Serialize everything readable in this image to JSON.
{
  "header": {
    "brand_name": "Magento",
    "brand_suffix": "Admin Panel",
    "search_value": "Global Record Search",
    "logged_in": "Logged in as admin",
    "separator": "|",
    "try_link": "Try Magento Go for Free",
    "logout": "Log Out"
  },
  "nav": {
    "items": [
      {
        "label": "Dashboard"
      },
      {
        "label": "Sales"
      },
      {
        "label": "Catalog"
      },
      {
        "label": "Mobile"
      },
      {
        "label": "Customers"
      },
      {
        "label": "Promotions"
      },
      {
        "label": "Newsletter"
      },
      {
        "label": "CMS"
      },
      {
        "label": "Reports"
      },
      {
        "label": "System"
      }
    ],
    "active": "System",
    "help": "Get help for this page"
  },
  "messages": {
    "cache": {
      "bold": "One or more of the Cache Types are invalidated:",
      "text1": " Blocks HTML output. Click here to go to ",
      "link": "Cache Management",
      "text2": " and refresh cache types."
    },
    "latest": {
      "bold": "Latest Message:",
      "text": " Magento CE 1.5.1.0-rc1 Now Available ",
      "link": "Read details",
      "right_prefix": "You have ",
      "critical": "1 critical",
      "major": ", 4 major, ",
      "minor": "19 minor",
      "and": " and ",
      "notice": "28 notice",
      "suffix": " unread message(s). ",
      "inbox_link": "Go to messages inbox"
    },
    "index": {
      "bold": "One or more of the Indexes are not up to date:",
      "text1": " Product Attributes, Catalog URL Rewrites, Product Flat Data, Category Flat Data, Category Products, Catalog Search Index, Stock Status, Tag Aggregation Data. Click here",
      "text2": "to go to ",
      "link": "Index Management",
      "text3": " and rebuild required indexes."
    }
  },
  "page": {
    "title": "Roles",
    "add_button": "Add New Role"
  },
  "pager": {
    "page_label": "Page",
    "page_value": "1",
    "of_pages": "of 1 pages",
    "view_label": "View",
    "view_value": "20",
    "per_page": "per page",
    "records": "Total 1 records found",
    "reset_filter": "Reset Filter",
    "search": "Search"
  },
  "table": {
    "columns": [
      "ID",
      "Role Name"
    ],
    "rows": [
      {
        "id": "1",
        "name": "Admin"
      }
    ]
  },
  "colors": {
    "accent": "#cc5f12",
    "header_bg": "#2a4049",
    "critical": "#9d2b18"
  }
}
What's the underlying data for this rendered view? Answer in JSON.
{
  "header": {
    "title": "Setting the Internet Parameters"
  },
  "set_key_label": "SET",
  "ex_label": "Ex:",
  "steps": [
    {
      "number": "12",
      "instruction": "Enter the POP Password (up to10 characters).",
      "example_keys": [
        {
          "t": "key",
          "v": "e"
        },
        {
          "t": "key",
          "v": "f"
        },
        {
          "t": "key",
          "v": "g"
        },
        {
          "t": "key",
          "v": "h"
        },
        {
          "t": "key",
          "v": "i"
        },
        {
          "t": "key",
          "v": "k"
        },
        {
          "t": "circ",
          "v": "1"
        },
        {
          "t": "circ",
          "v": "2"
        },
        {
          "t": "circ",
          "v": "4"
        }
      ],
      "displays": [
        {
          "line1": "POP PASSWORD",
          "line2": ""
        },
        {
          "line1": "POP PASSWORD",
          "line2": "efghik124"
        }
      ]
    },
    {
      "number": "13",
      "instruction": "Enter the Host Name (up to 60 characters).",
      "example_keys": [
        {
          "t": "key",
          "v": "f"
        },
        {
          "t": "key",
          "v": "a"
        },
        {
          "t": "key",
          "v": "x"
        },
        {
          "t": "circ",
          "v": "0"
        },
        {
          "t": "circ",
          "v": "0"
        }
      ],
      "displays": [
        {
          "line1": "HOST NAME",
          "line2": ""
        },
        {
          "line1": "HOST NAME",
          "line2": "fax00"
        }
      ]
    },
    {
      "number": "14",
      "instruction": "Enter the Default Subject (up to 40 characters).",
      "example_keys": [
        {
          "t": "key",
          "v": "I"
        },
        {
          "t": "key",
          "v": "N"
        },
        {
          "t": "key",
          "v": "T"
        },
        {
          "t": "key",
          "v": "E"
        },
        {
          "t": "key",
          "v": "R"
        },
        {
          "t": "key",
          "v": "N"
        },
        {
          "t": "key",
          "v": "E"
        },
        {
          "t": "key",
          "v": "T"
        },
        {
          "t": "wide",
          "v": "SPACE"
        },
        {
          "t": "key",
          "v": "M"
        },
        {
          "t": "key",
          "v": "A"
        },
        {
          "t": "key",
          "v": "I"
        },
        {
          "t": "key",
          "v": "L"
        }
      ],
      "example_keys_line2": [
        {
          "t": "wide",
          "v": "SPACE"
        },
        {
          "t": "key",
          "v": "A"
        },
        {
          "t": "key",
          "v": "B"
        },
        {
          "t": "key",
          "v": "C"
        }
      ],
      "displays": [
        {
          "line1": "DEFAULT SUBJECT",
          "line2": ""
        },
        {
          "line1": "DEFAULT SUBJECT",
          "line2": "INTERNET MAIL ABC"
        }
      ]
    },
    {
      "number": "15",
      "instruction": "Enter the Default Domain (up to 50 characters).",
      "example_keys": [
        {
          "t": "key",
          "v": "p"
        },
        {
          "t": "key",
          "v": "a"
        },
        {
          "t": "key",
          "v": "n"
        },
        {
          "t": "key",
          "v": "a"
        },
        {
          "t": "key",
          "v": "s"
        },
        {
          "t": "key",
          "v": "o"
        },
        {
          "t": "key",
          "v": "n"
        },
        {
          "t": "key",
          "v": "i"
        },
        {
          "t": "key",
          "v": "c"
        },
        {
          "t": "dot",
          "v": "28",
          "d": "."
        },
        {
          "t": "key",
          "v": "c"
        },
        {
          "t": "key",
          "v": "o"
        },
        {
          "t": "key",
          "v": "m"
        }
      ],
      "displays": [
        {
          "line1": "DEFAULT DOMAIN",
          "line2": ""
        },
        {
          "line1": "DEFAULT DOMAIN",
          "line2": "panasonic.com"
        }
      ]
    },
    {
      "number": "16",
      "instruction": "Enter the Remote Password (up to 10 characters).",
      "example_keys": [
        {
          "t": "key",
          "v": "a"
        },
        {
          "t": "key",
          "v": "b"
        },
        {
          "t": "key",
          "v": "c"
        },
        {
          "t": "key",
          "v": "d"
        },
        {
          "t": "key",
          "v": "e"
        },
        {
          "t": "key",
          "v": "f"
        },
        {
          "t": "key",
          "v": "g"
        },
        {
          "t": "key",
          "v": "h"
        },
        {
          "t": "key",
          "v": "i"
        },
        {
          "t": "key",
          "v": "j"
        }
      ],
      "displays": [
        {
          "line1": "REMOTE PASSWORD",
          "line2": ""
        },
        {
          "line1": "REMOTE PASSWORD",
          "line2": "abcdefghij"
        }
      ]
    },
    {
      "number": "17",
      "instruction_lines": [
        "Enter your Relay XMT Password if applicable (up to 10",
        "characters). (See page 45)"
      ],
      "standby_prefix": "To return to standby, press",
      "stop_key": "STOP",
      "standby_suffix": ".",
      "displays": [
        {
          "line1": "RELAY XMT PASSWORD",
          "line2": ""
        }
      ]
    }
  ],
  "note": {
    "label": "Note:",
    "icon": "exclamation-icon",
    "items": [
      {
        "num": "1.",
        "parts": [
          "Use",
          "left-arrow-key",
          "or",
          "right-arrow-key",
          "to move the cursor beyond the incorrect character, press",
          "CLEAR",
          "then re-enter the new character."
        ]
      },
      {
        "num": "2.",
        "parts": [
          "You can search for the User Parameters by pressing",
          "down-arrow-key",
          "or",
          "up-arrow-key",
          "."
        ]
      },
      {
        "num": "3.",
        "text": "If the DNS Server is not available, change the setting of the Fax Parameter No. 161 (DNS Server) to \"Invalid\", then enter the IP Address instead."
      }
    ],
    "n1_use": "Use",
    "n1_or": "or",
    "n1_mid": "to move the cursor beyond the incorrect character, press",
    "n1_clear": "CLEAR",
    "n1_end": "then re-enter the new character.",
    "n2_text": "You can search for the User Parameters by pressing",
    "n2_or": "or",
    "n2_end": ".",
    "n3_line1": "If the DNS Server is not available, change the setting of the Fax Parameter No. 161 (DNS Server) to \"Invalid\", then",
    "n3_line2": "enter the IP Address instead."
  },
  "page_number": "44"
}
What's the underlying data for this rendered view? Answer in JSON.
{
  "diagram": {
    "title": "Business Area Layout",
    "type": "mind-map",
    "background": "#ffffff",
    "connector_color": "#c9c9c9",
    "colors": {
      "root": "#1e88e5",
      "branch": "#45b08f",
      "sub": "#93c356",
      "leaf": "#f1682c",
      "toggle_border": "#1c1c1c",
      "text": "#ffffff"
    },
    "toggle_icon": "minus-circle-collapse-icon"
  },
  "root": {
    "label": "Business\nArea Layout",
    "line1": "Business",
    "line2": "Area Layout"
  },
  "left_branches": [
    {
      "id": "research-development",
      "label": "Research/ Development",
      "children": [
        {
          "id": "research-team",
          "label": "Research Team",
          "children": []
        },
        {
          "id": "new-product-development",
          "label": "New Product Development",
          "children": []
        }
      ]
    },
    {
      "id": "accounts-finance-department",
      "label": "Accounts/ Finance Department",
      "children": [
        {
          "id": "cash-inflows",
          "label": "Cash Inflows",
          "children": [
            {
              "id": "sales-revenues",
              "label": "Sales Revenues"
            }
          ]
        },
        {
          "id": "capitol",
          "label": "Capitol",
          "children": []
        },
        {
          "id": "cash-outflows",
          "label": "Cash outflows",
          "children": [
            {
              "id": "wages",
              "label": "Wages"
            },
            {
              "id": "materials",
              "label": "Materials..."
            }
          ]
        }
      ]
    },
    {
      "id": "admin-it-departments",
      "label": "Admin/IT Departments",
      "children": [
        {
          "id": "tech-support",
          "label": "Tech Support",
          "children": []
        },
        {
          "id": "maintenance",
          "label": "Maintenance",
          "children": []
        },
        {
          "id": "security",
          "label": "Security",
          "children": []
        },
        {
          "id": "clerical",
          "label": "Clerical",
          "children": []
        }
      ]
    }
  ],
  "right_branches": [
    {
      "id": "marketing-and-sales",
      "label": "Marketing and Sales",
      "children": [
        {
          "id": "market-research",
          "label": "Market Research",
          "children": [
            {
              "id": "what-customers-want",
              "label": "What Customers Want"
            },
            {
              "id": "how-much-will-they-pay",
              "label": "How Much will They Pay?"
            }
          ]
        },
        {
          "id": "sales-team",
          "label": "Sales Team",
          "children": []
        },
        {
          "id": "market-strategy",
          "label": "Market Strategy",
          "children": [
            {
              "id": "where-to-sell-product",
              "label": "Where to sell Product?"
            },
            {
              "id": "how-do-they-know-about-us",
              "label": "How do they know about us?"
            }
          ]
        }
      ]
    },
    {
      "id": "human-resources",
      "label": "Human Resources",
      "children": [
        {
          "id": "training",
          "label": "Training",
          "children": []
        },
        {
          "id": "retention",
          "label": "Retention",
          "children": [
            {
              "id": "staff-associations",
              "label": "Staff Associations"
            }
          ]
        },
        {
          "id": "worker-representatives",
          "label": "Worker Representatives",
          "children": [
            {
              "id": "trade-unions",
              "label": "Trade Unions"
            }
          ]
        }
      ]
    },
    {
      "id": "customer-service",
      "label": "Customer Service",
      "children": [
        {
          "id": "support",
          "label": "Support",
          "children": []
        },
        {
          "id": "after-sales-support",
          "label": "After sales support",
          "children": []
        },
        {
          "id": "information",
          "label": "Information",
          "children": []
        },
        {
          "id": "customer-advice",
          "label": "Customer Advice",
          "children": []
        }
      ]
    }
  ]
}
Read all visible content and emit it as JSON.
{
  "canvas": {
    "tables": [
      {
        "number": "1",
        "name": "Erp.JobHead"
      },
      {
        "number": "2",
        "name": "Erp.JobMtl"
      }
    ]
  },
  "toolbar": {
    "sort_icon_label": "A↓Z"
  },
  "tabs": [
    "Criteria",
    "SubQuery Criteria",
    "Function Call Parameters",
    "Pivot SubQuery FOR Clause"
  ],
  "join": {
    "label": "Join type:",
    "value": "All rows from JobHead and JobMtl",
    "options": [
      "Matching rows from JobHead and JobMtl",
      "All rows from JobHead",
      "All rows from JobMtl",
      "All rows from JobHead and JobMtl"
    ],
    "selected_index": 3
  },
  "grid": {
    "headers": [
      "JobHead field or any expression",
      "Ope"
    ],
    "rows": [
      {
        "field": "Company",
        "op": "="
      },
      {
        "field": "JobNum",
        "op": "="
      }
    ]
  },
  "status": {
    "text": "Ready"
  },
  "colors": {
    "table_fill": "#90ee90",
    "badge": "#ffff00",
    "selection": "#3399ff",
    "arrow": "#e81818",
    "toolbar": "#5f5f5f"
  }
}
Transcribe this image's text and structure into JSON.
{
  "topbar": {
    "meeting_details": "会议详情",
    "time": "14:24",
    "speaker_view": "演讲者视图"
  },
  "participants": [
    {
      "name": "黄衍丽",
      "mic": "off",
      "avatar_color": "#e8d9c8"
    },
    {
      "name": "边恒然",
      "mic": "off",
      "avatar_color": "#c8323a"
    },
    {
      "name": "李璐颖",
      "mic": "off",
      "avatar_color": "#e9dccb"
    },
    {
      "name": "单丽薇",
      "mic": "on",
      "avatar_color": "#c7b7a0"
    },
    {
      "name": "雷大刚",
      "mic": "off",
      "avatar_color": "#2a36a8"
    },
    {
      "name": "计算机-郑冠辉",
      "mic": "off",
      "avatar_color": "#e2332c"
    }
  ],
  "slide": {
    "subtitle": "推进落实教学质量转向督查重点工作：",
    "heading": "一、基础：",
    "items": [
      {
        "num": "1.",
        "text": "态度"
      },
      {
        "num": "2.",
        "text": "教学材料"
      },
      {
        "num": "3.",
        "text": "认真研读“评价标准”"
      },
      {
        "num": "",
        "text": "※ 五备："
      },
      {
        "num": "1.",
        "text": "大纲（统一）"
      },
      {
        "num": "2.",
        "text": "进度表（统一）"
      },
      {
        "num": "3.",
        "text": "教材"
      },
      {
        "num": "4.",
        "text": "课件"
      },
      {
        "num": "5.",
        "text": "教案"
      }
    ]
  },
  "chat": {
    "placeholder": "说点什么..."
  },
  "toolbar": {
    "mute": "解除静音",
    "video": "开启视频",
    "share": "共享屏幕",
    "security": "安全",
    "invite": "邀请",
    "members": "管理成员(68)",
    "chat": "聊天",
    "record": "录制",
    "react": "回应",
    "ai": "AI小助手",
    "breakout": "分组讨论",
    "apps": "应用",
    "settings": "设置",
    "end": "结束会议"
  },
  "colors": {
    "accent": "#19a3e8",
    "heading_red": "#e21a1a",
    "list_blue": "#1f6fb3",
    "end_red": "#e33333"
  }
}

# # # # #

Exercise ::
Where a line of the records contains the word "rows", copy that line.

Reply to the task ::
    "rows": [
    "value": "All rows from JobHead and JobMtl",
      "Matching rows from JobHead and JobMtl",
      "All rows from JobHead",
      "All rows from JobMtl",
      "All rows from JobHead and JobMtl"
    "rows": [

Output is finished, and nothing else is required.